Exercise — For each line below that includes the word "image", make a copy.

Top of Data supplied

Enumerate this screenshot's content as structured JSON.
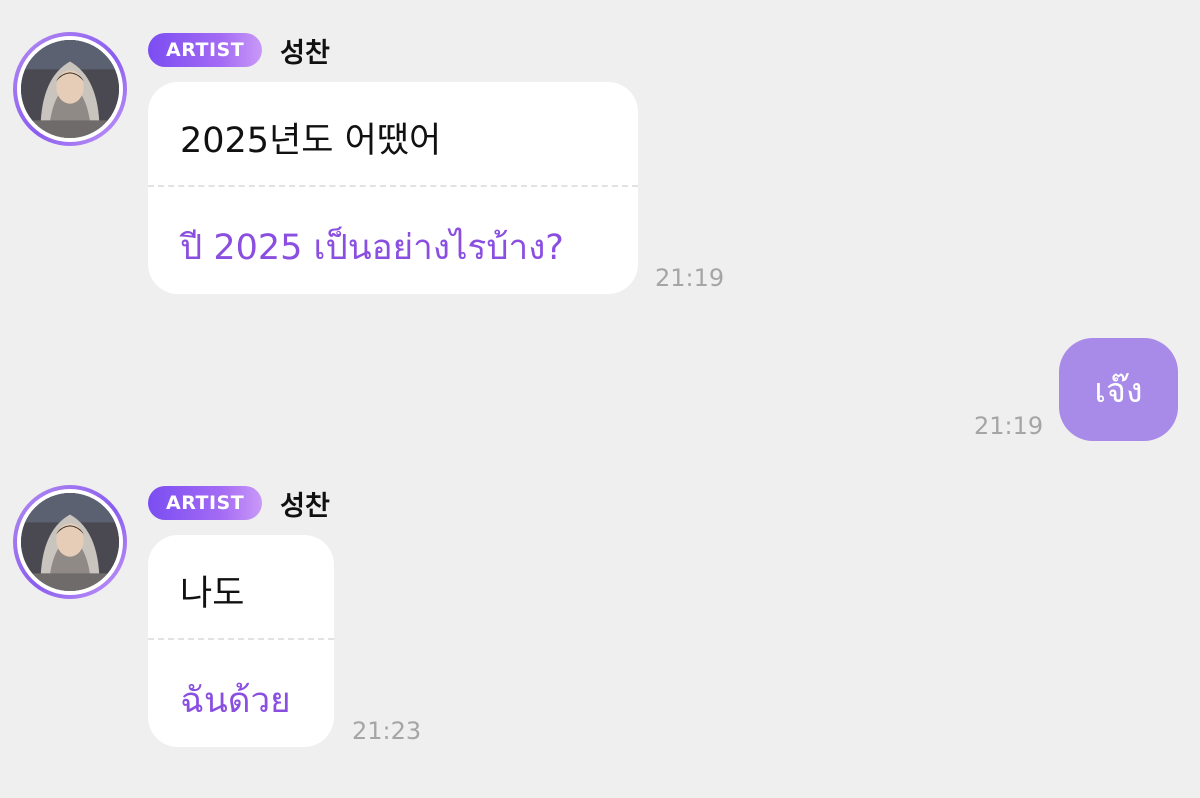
{
  "messages": [
    {
      "sender": {
        "badge": "ARTIST",
        "name": "성찬",
        "avatar_icon": "artist-profile-photo"
      },
      "original": "2025년도 어땠어",
      "translation": "ปี 2025 เป็นอย่างไรบ้าง?",
      "time": "21:19"
    },
    {
      "mine": {
        "text": "เจ๊ง",
        "time": "21:19"
      }
    },
    {
      "sender": {
        "badge": "ARTIST",
        "name": "성찬",
        "avatar_icon": "artist-profile-photo"
      },
      "original": "나도",
      "translation": "ฉันด้วย",
      "time": "21:23"
    }
  ],
  "colors": {
    "background": "#efeff0",
    "bubble": "#ffffff",
    "my_bubble": "#a88ae8",
    "translation_text": "#8a4ee0",
    "badge_gradient_start": "#7b4df2",
    "badge_gradient_end": "#c999f7",
    "timestamp": "#a5a5a8"
  }
}
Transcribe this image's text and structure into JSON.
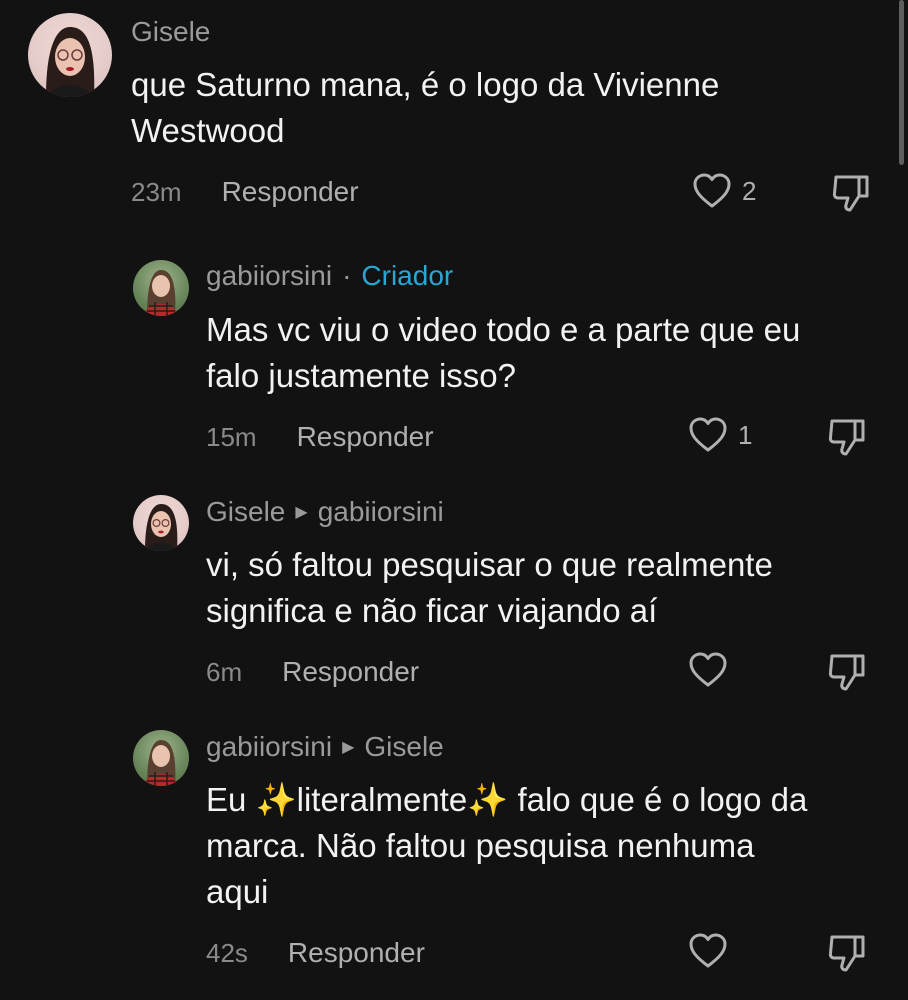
{
  "comments": [
    {
      "user": "Gisele",
      "text": "que Saturno mana, é o logo da Vivienne\nWestwood",
      "time": "23m",
      "reply": "Responder",
      "likes": "2"
    },
    {
      "user": "gabiiorsini",
      "separator": "·",
      "badge": "Criador",
      "text": "Mas vc viu o video todo e a parte que eu\nfalo justamente isso?",
      "time": "15m",
      "reply": "Responder",
      "likes": "1"
    },
    {
      "user": "Gisele",
      "reply_to": "gabiiorsini",
      "text": "vi, só faltou pesquisar o que realmente\nsignifica e não ficar viajando aí",
      "time": "6m",
      "reply": "Responder",
      "likes": ""
    },
    {
      "user": "gabiiorsini",
      "reply_to": "Gisele",
      "text": "Eu ✨literalmente✨  falo que é o logo da\nmarca. Não faltou pesquisa nenhuma\naqui",
      "time": "42s",
      "reply": "Responder",
      "likes": ""
    }
  ],
  "icons": {
    "like": "heart-outline-icon",
    "dislike": "thumbs-down-outline-icon",
    "reply_arrow": "triangle-right-icon"
  },
  "colors": {
    "background": "#121212",
    "creator_badge": "#27a7d4"
  }
}
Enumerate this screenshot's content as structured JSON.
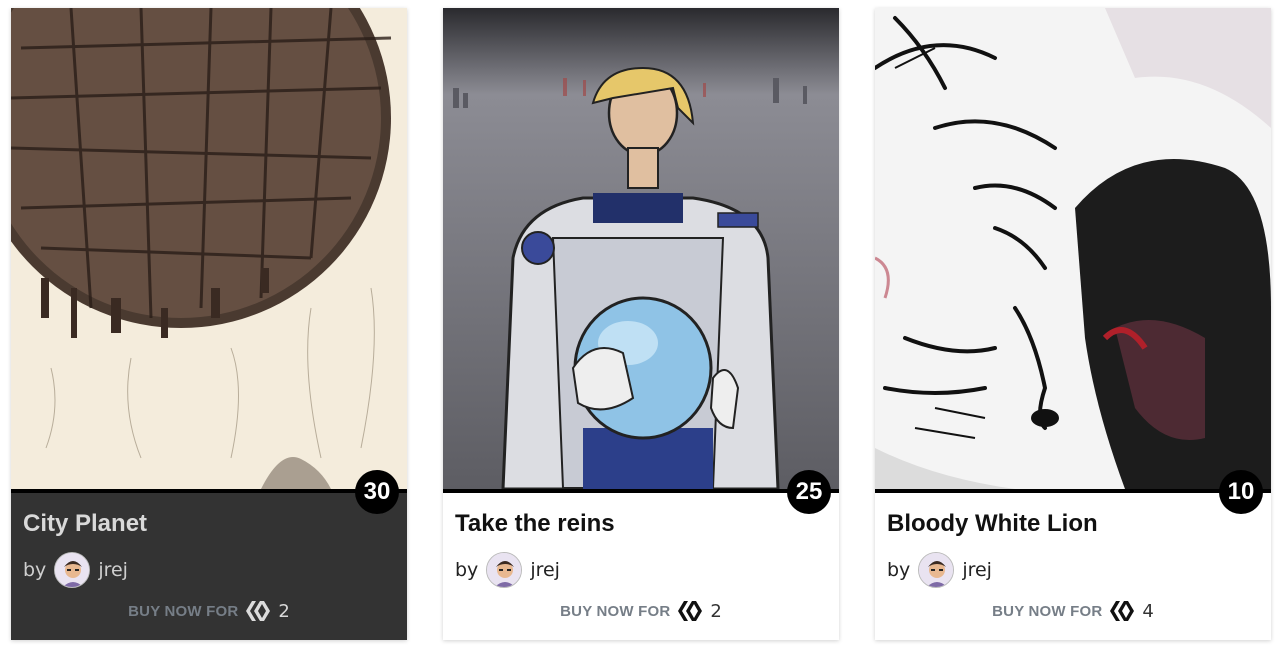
{
  "cards": [
    {
      "title": "City Planet",
      "count": "30",
      "by": "by",
      "author": "jrej",
      "buy_label": "BUY NOW FOR",
      "price": "2",
      "currency_icon": "hive-icon",
      "image": "city-planet-artwork"
    },
    {
      "title": "Take the reins",
      "count": "25",
      "by": "by",
      "author": "jrej",
      "buy_label": "BUY NOW FOR",
      "price": "2",
      "currency_icon": "hive-icon",
      "image": "astronaut-artwork"
    },
    {
      "title": "Bloody White Lion",
      "count": "10",
      "by": "by",
      "author": "jrej",
      "buy_label": "BUY NOW FOR",
      "price": "4",
      "currency_icon": "hive-icon",
      "image": "white-lion-artwork"
    }
  ],
  "colors": {
    "dark_card": "#333333",
    "buy_label": "#767e87",
    "badge": "#000000"
  }
}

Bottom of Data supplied

Solution —
Transcribe this image's text and structure into JSON.
      "image": "city-planet-artwork"
      "image": "astronaut-artwork"
      "image": "white-lion-artwork"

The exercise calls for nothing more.